Car dealers across the United States have taken actions to block the car manufacturer Tesla from selling its electric power cars directly to consumers. Court actions and legislative proposals are attempting to protect the 80-year-old car franchise dealership system which puts independent dealers as the middlemen between automakers and customers.
An estimated 17,600 dealers in the United States had $676.4 billion in total sales in 2012 which accounted for almost 15 percent of all American retail activity. According to the National Automobile Dealers Association, the average dealership is worth $3 million and produced a net pre-tax profit of $843,697 in 2012.
Dealers claim that Tesla could set a precedent allowing other manufacturers, particularly a foreign company, to sidestep the car franchise system. Dealers also argue that consumers may comparison shop and have dealers which serve as advocates on warranty issues.
Tesla’s Model S has a price tag ranging from $71,000 to $100,000 and was among the best ranked cars of 2014, according to Consumer Reports. Factory shipments are expected to grow 55 percent this year with sales to start in Europe and China.
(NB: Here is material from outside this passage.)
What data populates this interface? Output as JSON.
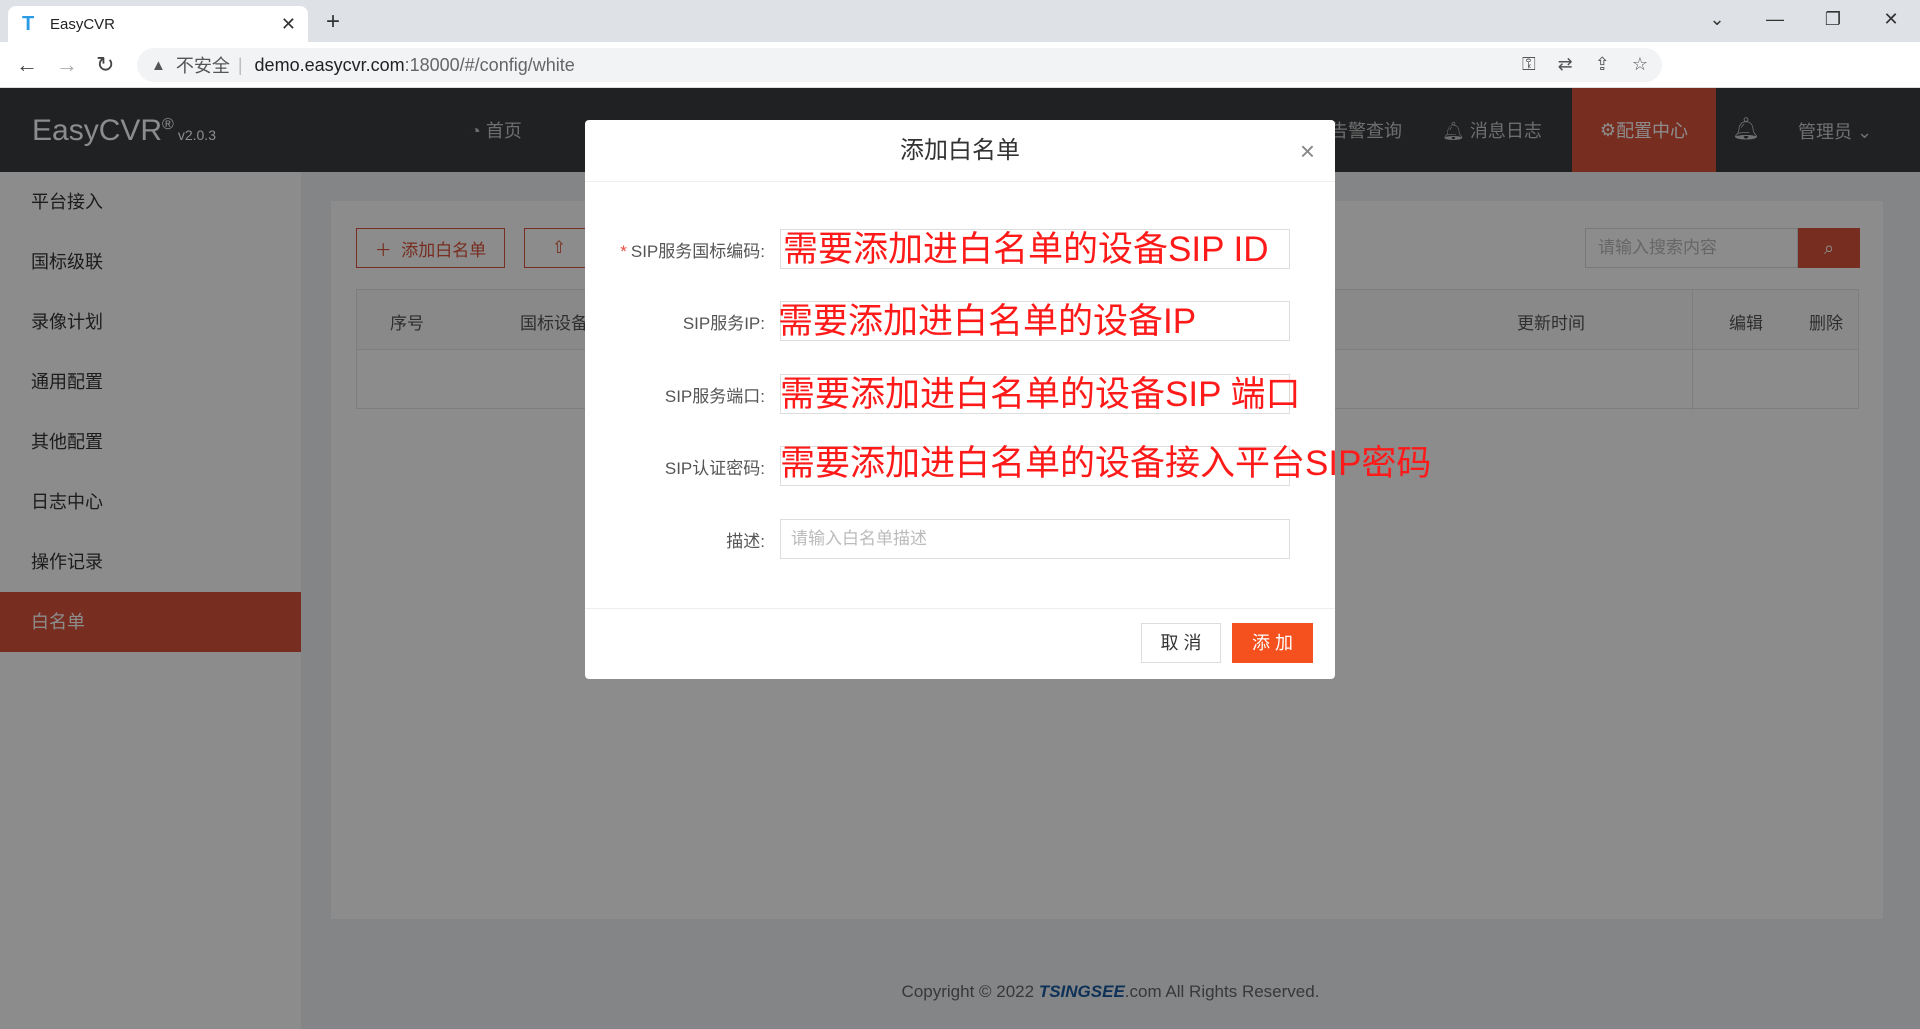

Lawsuits are attempting to block Tesla’s sales in a Columbus mall and Cincinnati consumers from buying vehicles directly from the Tesla factory. Dealers argue that Ohio’s state franchise laws prohibit Tesla’s direct sales to consumers.
Legal actions seeking to block Tesla sales in 2013 failed in New York and Massachusetts courts. Tesla claimed that state franchise laws are intended to regulate manufacturers and their affiliated dealers and were not designed to prevent competition among vehicle brands. The New York and Massachusetts cases are on appeal.
Virginia and Arizona legislatures have imposed limits on Tesla’s retail activities. Washington has tightened its franchise rules but exempted Tesla. New York and Ohio also have legislation pending that would impose restrictions. Texas lawmakers are considering measures that would allow Tesla employees to talk to consumers about electric cars in general but prohibit them from providing information about purchases. Tesla may seek legal relief in federal court if states restrict its sales.
Business disputes and unfair competition claims have significant economic and legal consequences on companies, shareholders and consumers. Expert advice should be sought to protect a party’s rights in business litigation.
Source: Bloomberg Businessweek, “Tesla direct sales spur dealers’ ire from Ohio to New York: cars,” Alan Ohnsman and Mark Niquette, March 10, 2014